BUT, there are still some problems. She states that this describes what gender is, and has helped to create a new object of study. However, "gender seems no to apply and so continues to be irrelevant to the thinking of historians concerned with issue of politics and power. The effect is to endorse a certain functionalist view ultimately rooted in biology and to perpetuate the idea of separate spheres…in the writing of history. Although gender in this usage asserts that relationships between the sexes are social, it says nothing about why these relationships are constructed as they are, how they work, or how they change."
HUH??? Didn't the definition just suggest the historicity of this category? Why is she critiquing her own statements? What she's getting at is that while these definitions tell us something about what exactly gender MEANS, they don't get to the heart of how to analyse those meanings. Historians needed a way to get at using gender to explain not just a phenomena about the sexes, but how that phenomena was related to historical change. What we need is a reconciliation between history (praxis) and theory (33).
She then says we should take a look at the theories that have been used (some of them problematically, some of them so hidden in the historical work as to not be present at all). There are three theories that she wants to talk about: Patriarchy, Marxism and psychoanalysis (all of these should be familiar)
1. Patriarchy—the study of the historical subjection of women by men. For some feminists (p. 33), the key was linked to women's biological sex role. Subordination was based on linking women to having babies. For others, sexuality (we should totally know this term!) was the answer. Throughout history, women have been objectified—even in the very description of the heterosexual sex act—women are subordinate to men by a very MATERIAL thing, sex. According to Catherine MacKinnon as filtered by Joan Scott, "although sexual relations are defined…as social, there is nothing except the inherent inequality of the sexual relation itself to explain why the system of power operates as it does." Basically, everything is chalked up to inequality between the sexes—a material, and biologically determined, analysis
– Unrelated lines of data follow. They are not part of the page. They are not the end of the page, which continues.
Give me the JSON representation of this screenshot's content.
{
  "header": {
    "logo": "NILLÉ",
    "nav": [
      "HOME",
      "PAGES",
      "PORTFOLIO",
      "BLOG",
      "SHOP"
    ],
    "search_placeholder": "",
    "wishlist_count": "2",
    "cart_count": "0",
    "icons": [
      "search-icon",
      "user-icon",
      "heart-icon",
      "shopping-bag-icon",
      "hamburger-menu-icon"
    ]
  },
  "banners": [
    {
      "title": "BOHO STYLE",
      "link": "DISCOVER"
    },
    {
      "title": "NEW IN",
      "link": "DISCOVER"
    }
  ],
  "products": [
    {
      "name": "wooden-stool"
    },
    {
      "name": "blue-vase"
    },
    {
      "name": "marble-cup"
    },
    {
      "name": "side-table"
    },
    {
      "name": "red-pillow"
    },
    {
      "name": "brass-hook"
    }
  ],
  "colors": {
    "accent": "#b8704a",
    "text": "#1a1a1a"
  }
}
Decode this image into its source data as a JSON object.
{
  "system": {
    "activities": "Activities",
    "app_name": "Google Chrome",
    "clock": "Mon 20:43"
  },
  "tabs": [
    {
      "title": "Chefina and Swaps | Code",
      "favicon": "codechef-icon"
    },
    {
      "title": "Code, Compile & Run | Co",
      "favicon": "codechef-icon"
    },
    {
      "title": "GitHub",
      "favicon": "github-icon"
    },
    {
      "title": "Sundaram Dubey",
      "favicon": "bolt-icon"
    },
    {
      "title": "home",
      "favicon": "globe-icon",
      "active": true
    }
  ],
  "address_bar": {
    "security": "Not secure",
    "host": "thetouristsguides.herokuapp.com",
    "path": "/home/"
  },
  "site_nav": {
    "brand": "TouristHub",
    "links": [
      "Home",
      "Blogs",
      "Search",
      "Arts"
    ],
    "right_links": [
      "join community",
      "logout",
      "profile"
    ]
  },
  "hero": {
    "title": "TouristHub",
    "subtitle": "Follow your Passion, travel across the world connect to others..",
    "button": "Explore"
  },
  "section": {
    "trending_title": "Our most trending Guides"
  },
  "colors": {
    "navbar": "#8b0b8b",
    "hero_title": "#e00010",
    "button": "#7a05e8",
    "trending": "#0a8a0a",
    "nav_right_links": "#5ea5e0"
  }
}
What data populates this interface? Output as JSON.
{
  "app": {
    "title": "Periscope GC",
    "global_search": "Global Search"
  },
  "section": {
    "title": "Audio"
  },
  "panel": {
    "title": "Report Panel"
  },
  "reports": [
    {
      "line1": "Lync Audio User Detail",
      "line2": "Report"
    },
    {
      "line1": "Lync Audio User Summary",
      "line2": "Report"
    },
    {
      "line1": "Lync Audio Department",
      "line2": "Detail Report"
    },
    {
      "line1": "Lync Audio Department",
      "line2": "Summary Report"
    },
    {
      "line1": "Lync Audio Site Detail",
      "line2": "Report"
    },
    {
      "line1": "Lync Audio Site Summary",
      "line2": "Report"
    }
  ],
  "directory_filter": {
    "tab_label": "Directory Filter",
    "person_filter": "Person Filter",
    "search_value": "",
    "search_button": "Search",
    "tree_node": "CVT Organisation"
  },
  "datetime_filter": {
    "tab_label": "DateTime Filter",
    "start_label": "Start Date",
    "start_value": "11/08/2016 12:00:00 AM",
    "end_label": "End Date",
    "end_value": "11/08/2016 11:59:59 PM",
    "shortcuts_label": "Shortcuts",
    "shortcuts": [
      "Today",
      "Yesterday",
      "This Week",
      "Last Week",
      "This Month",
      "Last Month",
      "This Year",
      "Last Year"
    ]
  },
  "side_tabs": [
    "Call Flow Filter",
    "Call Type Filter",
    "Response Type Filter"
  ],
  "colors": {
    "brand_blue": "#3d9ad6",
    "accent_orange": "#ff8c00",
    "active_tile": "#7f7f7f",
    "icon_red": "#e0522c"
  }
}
2. Marxism—while Scott says that Marxist feminists are more historical (hence her critique of the former), she still opines that they are wedded to a material understanding of the relations between the sexes. Despite the claim by theorists to deny a biological determinism (and other problems), "the search nonetheless for a materialist explanation that excludes natural physical differences" was proving hard to come by (35). There were some critiques within Marxism, but for Scott, the problem was just that…remaining within Marxism's fold. She states that "[Joan Kelly's] commitment to remain within a Marxist framework led her to emphasize the causal role of economic factors even in the determination of the gender system."